When those perpetrator parts encounter difference, a person who looks or identifies differently, a different system of belief, a different suite of perspectives, (especially one with a victim identity) they feel as though they don’t belong, it triggers their shame body and their resentment and turns the experience into an experience of themselves and their wounds rather than an experience of the other person. In that place they cannot experience their own inherent worth or that of the other and cannot experience belonging and connection.
In applying this victim/ perpetrator frame to understand some of my different identities and the different wounds that have shaped them, it has been important for me to remember that this is just a frame, a model, a description.
Many of my male identified parts, for example, also have victim identities from ways they have been misunderstood, wrongfully accused, or in some cases attacked and or subjugated for something related to their male identity specifically. In my professional work I have met many powerful, wealthy, white identified men who, I believe, genuinely feel like victims, especially given a worldview narrowed by their privileged and associated blind spots.
Related and equally important for me to be mindful of is the application of this frame with the specific intention of healing and belonging. Wounds are often pathologized in our culture. It’s easy for me to want to pretend that my wounds don’t exist, or to feel shame about having them. I sometimes fall into the trap of confusing the wounds of one of my parts or the wounding of another person with the essence that underlies it.
The opportunity of healing is to reintegrate the wounded part, release the perception of it as damaged or unwanted, and to empower the wounded part (or person) to be whole again and more fully expressed. Supporting this expression requires that I not judge or condemn the part (or person) based on their wounding, but instead apply my awareness of those wounds to see them more wholly, to grow my compassion, to support and care for them, and to build our experience our belonging.
Note: The resource list below is not intended to be comprehensive but rather, a partial introduction (in no particular order) to some of the concepts, work, and heart-centered beings that have been in my consciousness through my process of writing this.

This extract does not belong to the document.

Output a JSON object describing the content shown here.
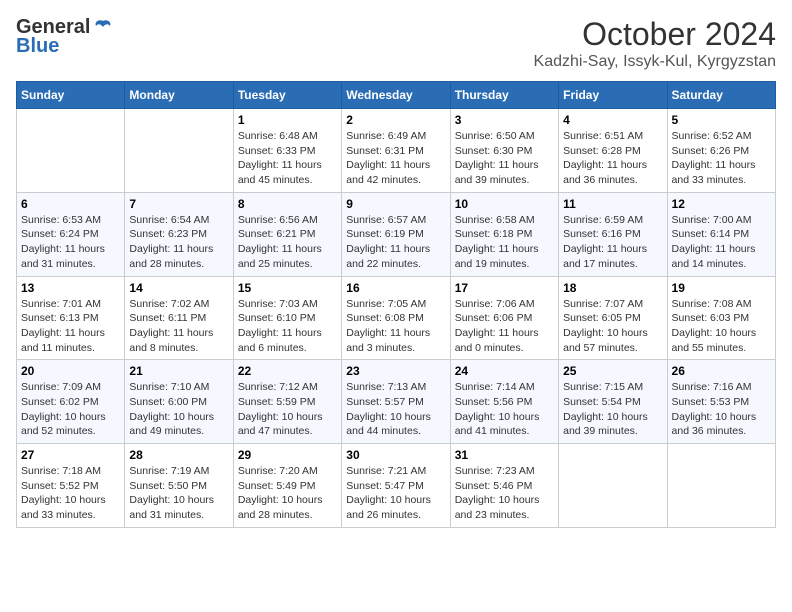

- Men – from Scene on Radio podcast exploration of male domination, the patriarchy, gender bias, misogyny, and a limited suite of their broad implications for culture in the US and beyond.
To read the rest of Henery’s series, Recovering Belonging, click here.